Kodak Hero 7.1 printer-scanner multifunction device

Kodak Hero 7.1

Kodak’s Hero 7.1 is a new entry-level all-in-one printer and scanner, so you might expect a very basic device but it has plenty of features to satisfy most home needs.

The simple control panel, which includes a menu navigation ring and seven other buttons, is straightforward to use.

It is complemented by a flip-up 61mm LCD screen, which can show photo thumbnails, as well as menus.

A single paper tray has to be used for both plain and photo papers.

There’s a USB/PictBridge port and SD/Memory Stick slots so you can print images and documents straight from a camera or memory card without using your computer.

USB and wireless connections are supported, but to make use of remote printing, where you can send photos or documents to the printer over the Google Cloud Print service, you need to use wireless.

Cloud Print worked well enough from our test Samsung Galaxy Mini Android smartphone, but the Kodak print app gives little control over the size or number of images printed.

The Efficiency of Kodak’s Hero

Print speeds are reasonable for a sub-£100 all-in-one and we saw 6.1ppm for black text and 3.6ppm for text and colour graphics.

A 15x10cm photo printed in a sprightly 38 seconds.

Draft mode text printed at 8.8ppm and since draft print is unusually good quality, you could probably default to this for most documents.

Duplex print is a good feature, except for two things. It still takes a while to print double-sided pages – 3 minutes 16 seconds for a 20-side document – and, oddly, it reduces the size of the printed page, when compared to single-sided ones.

They’re around 10 percent smaller.

Print quality is good, with dense and reasonably well-formed text while colour graphics are dense and bright.

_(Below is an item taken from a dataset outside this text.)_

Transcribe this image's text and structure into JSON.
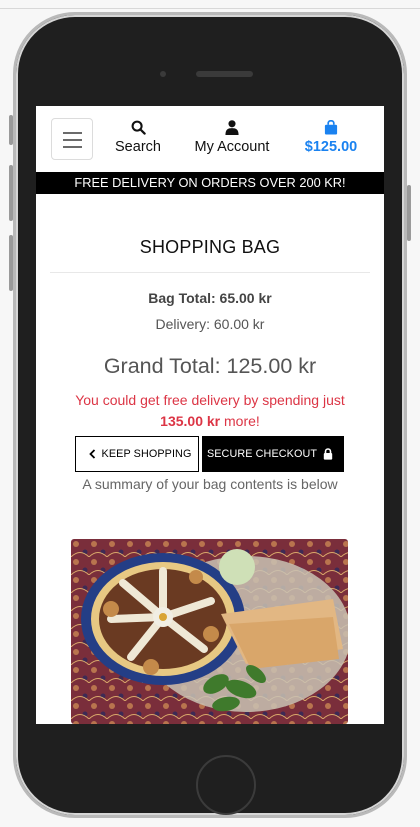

Photos also come through well, although they don’t look as good as the results from rival all-in-ones. Running costs remain among the lowest available, with a black page costing about 1.9p and a color one about 5.3p.

Don’t be taken in by Kodak’s promises of 3D printing – it’s a gimmick.

Images printed in 3D are viewed using old-fashioned red and blue 3D glasses so the effect is not nearly as convincing as modern 3D cinemas and TVs which use completely different technologies.

The quality of scanned images was reasonably good, though there was a slight colour shift from blue to purple in the copies we produced. Detail levels are good, thanks to the 1,200dpi resolution, and scan times are fair with a single page colour copy taking 31 seconds.

There’s no Automatic Document Feeder, so you can only scan pages one at a time.

Although it does have its limitations, the Hero 7.1 is a good value all-in-one printer and scanner thanks to its low running costs.